This means having the top treble in the tail and the bottom treble further down the flank of the fish.
The tail root is tough and on all but the most fragile species with a hook in there you can punch your bait out some distance without it coming off.
|A correctly hook deadbait.|
The top treble goes into the tail root. With semi-barbed trebles it’s the barbed hook that goes into the deadbait.
Position the lower treble along the flank of the fish, with the wire between the two trebles tight.
A correctly hooked deadbait should look something like this, easy to swallow headfirst.
Hooking For Sink And Draw
With this method you, the angler, are imparting movement into a dead fish to make it look like it’s injured. You need the fish to move forward in jerks and so you have to hook it the other way around to fishing a static deadbait, otherwise you would be moving the fish through the water backwards which is hardly natural! The pike will take your fish aggressively as it’s on the move, and immediate strikes usually result in a hook-up.
|A bait correctly hooked for sink and draw fishing…|
This time the top treble goes through the top lip of the fish.
Put a slight bend in the fish before attaching the bottom treble in the flank.
This bend helps you mimic an injured fish on the retrieve.
Hooking A Livebait

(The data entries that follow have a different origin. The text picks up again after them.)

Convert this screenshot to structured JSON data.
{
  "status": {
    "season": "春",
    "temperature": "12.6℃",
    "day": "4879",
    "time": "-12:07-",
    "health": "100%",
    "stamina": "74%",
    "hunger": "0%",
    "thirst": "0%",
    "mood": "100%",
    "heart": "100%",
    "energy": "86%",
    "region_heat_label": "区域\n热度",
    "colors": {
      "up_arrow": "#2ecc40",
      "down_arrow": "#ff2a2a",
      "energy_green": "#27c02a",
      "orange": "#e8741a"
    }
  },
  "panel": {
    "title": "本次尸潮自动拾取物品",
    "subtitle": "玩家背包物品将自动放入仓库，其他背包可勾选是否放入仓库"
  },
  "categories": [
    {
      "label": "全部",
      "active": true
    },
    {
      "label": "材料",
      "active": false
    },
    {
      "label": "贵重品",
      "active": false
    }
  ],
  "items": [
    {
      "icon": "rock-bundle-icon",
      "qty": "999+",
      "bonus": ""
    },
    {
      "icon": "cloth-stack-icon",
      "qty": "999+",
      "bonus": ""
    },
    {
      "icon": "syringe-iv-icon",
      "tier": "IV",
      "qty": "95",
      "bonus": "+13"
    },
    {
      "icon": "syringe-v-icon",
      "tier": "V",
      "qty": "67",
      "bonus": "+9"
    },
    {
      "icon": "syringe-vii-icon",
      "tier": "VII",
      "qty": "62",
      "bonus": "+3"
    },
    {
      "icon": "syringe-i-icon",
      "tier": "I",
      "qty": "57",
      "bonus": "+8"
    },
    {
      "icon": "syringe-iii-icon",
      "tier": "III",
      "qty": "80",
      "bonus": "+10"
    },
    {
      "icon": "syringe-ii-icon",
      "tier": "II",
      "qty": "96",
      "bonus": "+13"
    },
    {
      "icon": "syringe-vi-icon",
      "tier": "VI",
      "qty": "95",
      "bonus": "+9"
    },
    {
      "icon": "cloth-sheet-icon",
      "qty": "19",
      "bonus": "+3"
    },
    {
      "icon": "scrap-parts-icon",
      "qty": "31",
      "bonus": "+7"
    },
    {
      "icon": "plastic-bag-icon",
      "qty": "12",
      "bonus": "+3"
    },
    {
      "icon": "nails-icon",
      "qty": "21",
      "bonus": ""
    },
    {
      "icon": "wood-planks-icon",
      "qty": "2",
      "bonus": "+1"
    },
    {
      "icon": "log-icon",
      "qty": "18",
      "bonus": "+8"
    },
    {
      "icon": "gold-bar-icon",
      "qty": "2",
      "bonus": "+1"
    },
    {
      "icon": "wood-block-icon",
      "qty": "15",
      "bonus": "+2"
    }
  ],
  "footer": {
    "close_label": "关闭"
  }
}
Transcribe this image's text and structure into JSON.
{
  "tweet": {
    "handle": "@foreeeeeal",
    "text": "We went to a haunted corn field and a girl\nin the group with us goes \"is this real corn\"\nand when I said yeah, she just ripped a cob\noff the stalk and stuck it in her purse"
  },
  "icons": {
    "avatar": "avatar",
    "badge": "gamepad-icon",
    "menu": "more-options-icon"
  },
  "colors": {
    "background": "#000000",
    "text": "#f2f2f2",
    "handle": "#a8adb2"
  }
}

There are a number of ways to hook a livebait but the one shown here has proved to be very effective over the years both in terms of giving your livebait freedom of movement and with hook-ups. We have used a dead roach in this sequence for illustration needs. Be sure to choose a trace to complement the length of your bait. The hooks should be a suitable distance apart so that at least one of them is in the pike’s mouth when it grabs the bait. To ensure the bait stays lively for as long as possible, insert the hooks very gently into the fish.
This is how you should hook a livebait.
Insert the lower treble into the root of the pectoral fin.
The upper treble goes into the root of the dorsal fin.
The trace between the two hooks should be tight on the completed set-up.